→ PROBLEM REQUIREMENTS: Write out, precisely and in full, each line of the material.

→ INFORMATION PROVIDED:
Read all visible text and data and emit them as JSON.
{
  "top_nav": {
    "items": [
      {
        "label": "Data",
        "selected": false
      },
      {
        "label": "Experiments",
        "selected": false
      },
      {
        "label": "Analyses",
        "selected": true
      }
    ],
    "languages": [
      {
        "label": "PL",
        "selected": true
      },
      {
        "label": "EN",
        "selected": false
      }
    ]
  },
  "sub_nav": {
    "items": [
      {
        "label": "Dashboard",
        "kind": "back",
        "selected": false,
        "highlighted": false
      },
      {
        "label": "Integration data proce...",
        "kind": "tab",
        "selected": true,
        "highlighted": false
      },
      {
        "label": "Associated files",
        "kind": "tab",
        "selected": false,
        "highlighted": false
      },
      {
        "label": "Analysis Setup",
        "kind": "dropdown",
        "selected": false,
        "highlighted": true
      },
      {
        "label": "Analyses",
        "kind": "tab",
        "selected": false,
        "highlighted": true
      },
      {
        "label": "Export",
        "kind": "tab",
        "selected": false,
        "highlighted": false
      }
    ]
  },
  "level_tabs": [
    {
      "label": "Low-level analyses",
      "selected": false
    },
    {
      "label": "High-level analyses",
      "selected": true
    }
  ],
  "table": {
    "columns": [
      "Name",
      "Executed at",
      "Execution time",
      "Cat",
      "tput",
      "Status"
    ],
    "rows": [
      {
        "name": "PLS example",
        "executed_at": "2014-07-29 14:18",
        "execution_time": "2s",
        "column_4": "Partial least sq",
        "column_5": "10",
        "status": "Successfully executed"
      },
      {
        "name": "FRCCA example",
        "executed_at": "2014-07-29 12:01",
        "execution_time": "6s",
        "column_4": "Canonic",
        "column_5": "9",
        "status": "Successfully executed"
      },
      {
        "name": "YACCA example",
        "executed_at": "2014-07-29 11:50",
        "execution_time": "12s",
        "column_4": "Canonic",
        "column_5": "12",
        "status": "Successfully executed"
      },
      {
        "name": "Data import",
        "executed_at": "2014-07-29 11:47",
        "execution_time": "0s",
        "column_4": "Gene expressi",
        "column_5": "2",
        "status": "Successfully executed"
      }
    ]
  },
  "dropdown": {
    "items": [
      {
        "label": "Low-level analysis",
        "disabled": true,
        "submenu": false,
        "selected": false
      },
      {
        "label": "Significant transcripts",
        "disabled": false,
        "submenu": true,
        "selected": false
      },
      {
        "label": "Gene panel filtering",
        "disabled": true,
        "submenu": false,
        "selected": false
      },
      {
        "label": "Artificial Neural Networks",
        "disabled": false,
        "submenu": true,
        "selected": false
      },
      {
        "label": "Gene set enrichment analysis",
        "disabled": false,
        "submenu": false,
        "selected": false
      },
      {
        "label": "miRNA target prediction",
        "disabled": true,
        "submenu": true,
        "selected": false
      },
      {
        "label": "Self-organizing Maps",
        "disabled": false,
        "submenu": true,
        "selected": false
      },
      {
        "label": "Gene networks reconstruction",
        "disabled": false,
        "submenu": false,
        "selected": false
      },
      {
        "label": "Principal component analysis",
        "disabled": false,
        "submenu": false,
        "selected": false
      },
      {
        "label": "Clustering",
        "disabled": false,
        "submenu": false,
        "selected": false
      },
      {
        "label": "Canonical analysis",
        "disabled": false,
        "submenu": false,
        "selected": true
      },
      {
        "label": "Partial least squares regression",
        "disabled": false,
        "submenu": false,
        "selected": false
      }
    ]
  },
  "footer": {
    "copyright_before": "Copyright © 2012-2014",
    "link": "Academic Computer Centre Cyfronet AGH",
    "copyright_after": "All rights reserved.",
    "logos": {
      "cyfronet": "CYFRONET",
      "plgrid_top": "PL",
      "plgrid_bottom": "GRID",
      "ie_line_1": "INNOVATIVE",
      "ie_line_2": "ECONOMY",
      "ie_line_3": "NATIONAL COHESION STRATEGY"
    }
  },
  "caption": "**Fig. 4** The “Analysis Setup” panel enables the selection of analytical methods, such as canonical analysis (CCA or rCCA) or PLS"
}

→ EXPECTED ANSWER:
Read all visible text and data and emit them as JSON.
{
  "top_nav": {
    "items": [
      {
        "label": "Data",
        "selected": false
      },
      {
        "label": "Experiments",
        "selected": false
      },
      {
        "label": "Analyses",
        "selected": true
      }
    ],
    "languages": [
      {
        "label": "PL",
        "selected": true
      },
      {
        "label": "EN",
        "selected": false
      }
    ]
  },
  "sub_nav": {
    "items": [
      {
        "label": "Dashboard",
        "kind": "back",
        "selected": false,
        "highlighted": false
      },
      {
        "label": "Integration data proce...",
        "kind": "tab",
        "selected": true,
        "highlighted": false
      },
      {
        "label": "Associated files",
        "kind": "tab",
        "selected": false,
        "highlighted": false
      },
      {
        "label": "Analysis Setup",
        "kind": "dropdown",
        "selected": false,
        "highlighted": true
      },
      {
        "label": "Analyses",
        "kind": "tab",
        "selected": false,
        "highlighted": true
      },
      {
        "label": "Export",
        "kind": "tab",
        "selected": false,
        "highlighted": false
      }
    ]
  },
  "level_tabs": [
    {
      "label": "Low-level analyses",
      "selected": false
    },
    {
      "label": "High-level analyses",
      "selected": true
    }
  ],
  "table": {
    "columns": [
      "Name",
      "Executed at",
      "Execution time",
      "Cat",
      "tput",
      "Status"
    ],
    "rows": [
      {
        "name": "PLS example",
        "executed_at": "2014-07-29 14:18",
        "execution_time": "2s",
        "column_4": "Partial least sq",
        "column_5": "10",
        "status": "Successfully executed"
      },
      {
        "name": "FRCCA example",
        "executed_at": "2014-07-29 12:01",
        "execution_time": "6s",
        "column_4": "Canonic",
        "column_5": "9",
        "status": "Successfully executed"
      },
      {
        "name": "YACCA example",
        "executed_at": "2014-07-29 11:50",
        "execution_time": "12s",
        "column_4": "Canonic",
        "column_5": "12",
        "status": "Successfully executed"
      },
      {
        "name": "Data import",
        "executed_at": "2014-07-29 11:47",
        "execution_time": "0s",
        "column_4": "Gene expressi",
        "column_5": "2",
        "status": "Successfully executed"
      }
    ]
  },
  "dropdown": {
    "items": [
      {
        "label": "Low-level analysis",
        "disabled": true,
        "submenu": false,
        "selected": false
      },
      {
        "label": "Significant transcripts",
        "disabled": false,
        "submenu": true,
        "selected": false
      },
      {
        "label": "Gene panel filtering",
        "disabled": true,
        "submenu": false,
        "selected": false
      },
      {
        "label": "Artificial Neural Networks",
        "disabled": false,
        "submenu": true,
        "selected": false
      },
      {
        "label": "Gene set enrichment analysis",
        "disabled": false,
        "submenu": false,
        "selected": false
      },
      {
        "label": "miRNA target prediction",
        "disabled": true,
        "submenu": true,
        "selected": false
      },
      {
        "label": "Self-organizing Maps",
        "disabled": false,
        "submenu": true,
        "selected": false
      },
      {
        "label": "Gene networks reconstruction",
        "disabled": false,
        "submenu": false,
        "selected": false
      },
      {
        "label": "Principal component analysis",
        "disabled": false,
        "submenu": false,
        "selected": false
      },
      {
        "label": "Clustering",
        "disabled": false,
        "submenu": false,
        "selected": false
      },
      {
        "label": "Canonical analysis",
        "disabled": false,
        "submenu": false,
        "selected": true
      },
      {
        "label": "Partial least squares regression",
        "disabled": false,
        "submenu": false,
        "selected": false
      }
    ]
  },
  "footer": {
    "copyright_before": "Copyright © 2012-2014",
    "link": "Academic Computer Centre Cyfronet AGH",
    "copyright_after": "All rights reserved.",
    "logos": {
      "cyfronet": "CYFRONET",
      "plgrid_top": "PL",
      "plgrid_bottom": "GRID",
      "ie_line_1": "INNOVATIVE",
      "ie_line_2": "ECONOMY",
      "ie_line_3": "NATIONAL COHESION STRATEGY"
    }
  },
  "caption": "**Fig. 4** The “Analysis Setup” panel enables the selection of analytical methods, such as canonical analysis (CCA or rCCA) or PLS"
}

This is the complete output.